11th November 2020
UK government still hasn’t produced a lorry drivers’ guide
Ethiopia has admitted its plans for apparel and textile exports have been unrealistic. Its revised project may be achievable – but the real costs to the Ethiopian people still seem unacknowledged, and buyers’ requirements may be well beyond the country’s ability to offer.
The key manager behind Ethiopia’s project to export $1 bn in textiles by 2016 effectively admitted in public on April 8 that the timetable has been abandoned. He now forecasts the target will be achieved by 2025, in a second phase of the country’s Growth and Transformation Plan, now being called GTP II.
There are widely differing explanations for the plan’s under-performance – and one extraordinarily stretching wish-list.
Silesh Lemma, Director General of Ethiopia’s Textile Industry Development Institute, reportedly claimed at a conference in Addis Ababa that “152 new investments are expected during GTP II while at least $1 bn is anticipated from the sector’s export coupled with more than 170,000 job opportunities.” He blamed ” shortage of raw materials, inefficiency, and lack of technological applications” for the failure of the GTP to move apparel and garment exports much beyond $100 mn.
In an April 14 article, the Ministry of Industry blames shortages of cotton, poor logistics and repeated power outages.
Meanwhile, Ahmed Abitew, the country’s industry minister, blamed garment manufacturers. He says they’d rather sell locally. And that, it appears, is because local cotton prices are far higher than world prices.

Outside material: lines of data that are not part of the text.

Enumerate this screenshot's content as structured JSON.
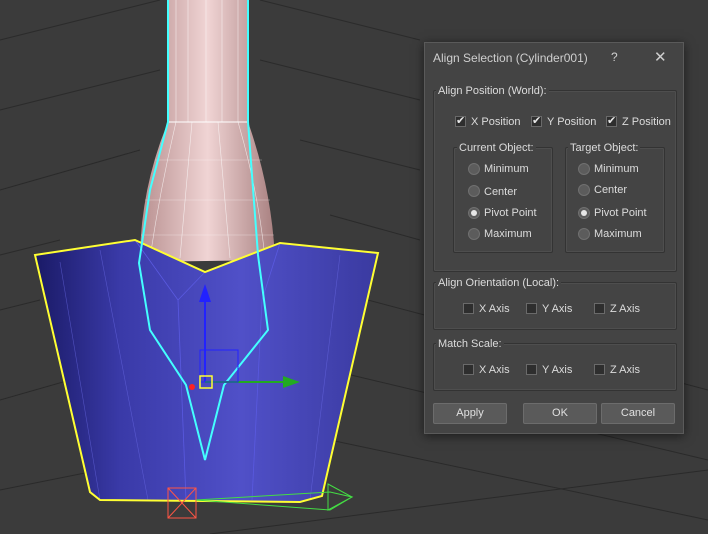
{
  "scene": {
    "object_colors": {
      "mesh_fill": "#4a4ab8",
      "selection_outline": "#ffff33",
      "target_outline": "#44ffff",
      "stem_fill": "#d8b4b4"
    }
  },
  "dialog": {
    "title": "Align Selection (Cylinder001)",
    "help_label": "?",
    "close_label": "✕",
    "align_position": {
      "label": "Align Position (World):",
      "x": {
        "label": "X Position",
        "checked": true
      },
      "y": {
        "label": "Y Position",
        "checked": true
      },
      "z": {
        "label": "Z Position",
        "checked": true
      }
    },
    "current_object": {
      "label": "Current Object:",
      "options": [
        "Minimum",
        "Center",
        "Pivot Point",
        "Maximum"
      ],
      "selected": "Pivot Point"
    },
    "target_object": {
      "label": "Target Object:",
      "options": [
        "Minimum",
        "Center",
        "Pivot Point",
        "Maximum"
      ],
      "selected": "Pivot Point"
    },
    "align_orientation": {
      "label": "Align Orientation (Local):",
      "x": {
        "label": "X Axis",
        "checked": false
      },
      "y": {
        "label": "Y Axis",
        "checked": false
      },
      "z": {
        "label": "Z Axis",
        "checked": false
      }
    },
    "match_scale": {
      "label": "Match Scale:",
      "x": {
        "label": "X Axis",
        "checked": false
      },
      "y": {
        "label": "Y Axis",
        "checked": false
      },
      "z": {
        "label": "Z Axis",
        "checked": false
      }
    },
    "buttons": {
      "apply": "Apply",
      "ok": "OK",
      "cancel": "Cancel"
    }
  }
}
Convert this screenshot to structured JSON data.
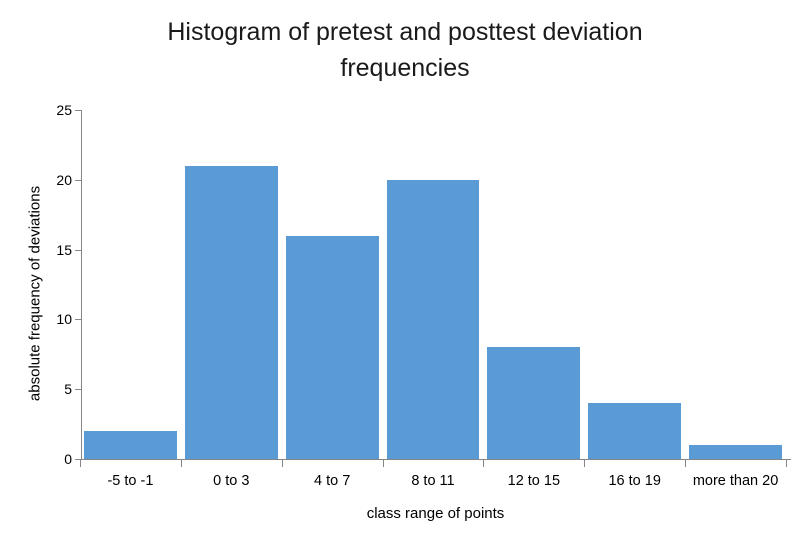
{
  "chart_data": {
    "type": "bar",
    "title": "Histogram of pretest and posttest deviation frequencies",
    "title_line1": "Histogram of pretest and posttest deviation",
    "title_line2": "frequencies",
    "xlabel": "class range of points",
    "ylabel": "absolute frequency of deviations",
    "categories": [
      "-5 to -1",
      "0 to 3",
      "4 to 7",
      "8 to 11",
      "12 to 15",
      "16 to 19",
      "more than 20"
    ],
    "values": [
      2,
      21,
      16,
      20,
      8,
      4,
      1
    ],
    "ylim": [
      0,
      25
    ],
    "ytick_values": [
      0,
      5,
      10,
      15,
      20,
      25
    ],
    "ytick_labels": [
      "0",
      "5",
      "10",
      "15",
      "20",
      "25"
    ],
    "grid": false,
    "legend": false,
    "bar_color": "#5B9BD5",
    "axis_color": "#868686",
    "background_color": "#FFFFFF",
    "text_color": "#000000"
  }
}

McKinsey published a report on April 24, suggesting a wide range of actions (ie spending) local governments and companies as well as overseas buyers need to commit to if Ethiopia (and the rest of East Africa) is to develop what the consultancy sees as the country;’s potential.
All four sets of observations indicate much more deep-rooted difficulties than Lemma’s speech implies.
His claims are hard to follow. In 2014, Ethiopia’s total apparel exports to the US, EU and Japan combined came to just 0.04% of the three major trading territories’ total imports, increasing just 3.5% year on year, and amounting to just $47 mn. Ethiopian data appears to indicate that most of its textile and clothing (T&C) exports were to Turkey’s Ayka Addis: but Turkish import data shows less than half a million dollars’ worth of apparel imports from Ethiopia in 2013 or 2014.
Ethiopia’s numbers are becoming impossible to take seriously: for the past two years, it has constantly reported foreigners’ ambitious investment plans, but still fails to show any believable result from these reports. But it has other problems.
His GTP II project calls for the T&C industry to impose a far greater transformation on Ethiopia’s economy – with far fewer benefits for its 94 million people – than the industry has managed since 2000 in Bangladesh or Cambodia. Lemma wants three million hectares of new cotton fields – in a country which till recently was known externally for its destructive famines, and in which there are now serious allegations of land-grabbing to feed his project.
He wants energy-hungry (and almost jobless) spinning and weaving mills in a country with no adequate power generation or transmission equipment. And he needs surface transport facilities in a country without them. All, he says, for just 170,000 jobs – less than a quarter the number of jobs Cambodia’s garment industry has created in the past decade.
GTP II, for the T&C industry, is indeed the fully-integrated dirt-to-shirt industry many want to see, and shares a lot with McKinsey’s prescription. But creating it means more than lots of new factories: Ethiopia’s subsistence farmers need to be coaxed off the land that barely feeds them, and someone else has to pay for their compensation and the development of a power grid to power the mills.
The mechanised cotton fields and worker-free spinning and weaving mills of the 21st century may be what consultancies and bureaucrats think Ethiopia needs. It is not clear anyone is prepared to pay for them. Or that Ethiopia’s peasants – just one drought away from another famine – or its growing army of underemployed people want it. McKinsey, of course, supports these principles.
But McKinsey isn’t paying for the power and irrigation, or for compensating evicted peasants. It doesn’t even try to evaluate how much all that’s going to cost in straightforward conventional economic terms – never mind the human cost of expropriation, the environmental cost of the desertification from more cotton cultivation – or what income these costs are going to produce.
There are worse options a country can adopt for development than Bangladesh and Cambodia have adopted. Ethiopia – cheered on by McKinsey – looks as if it has found it.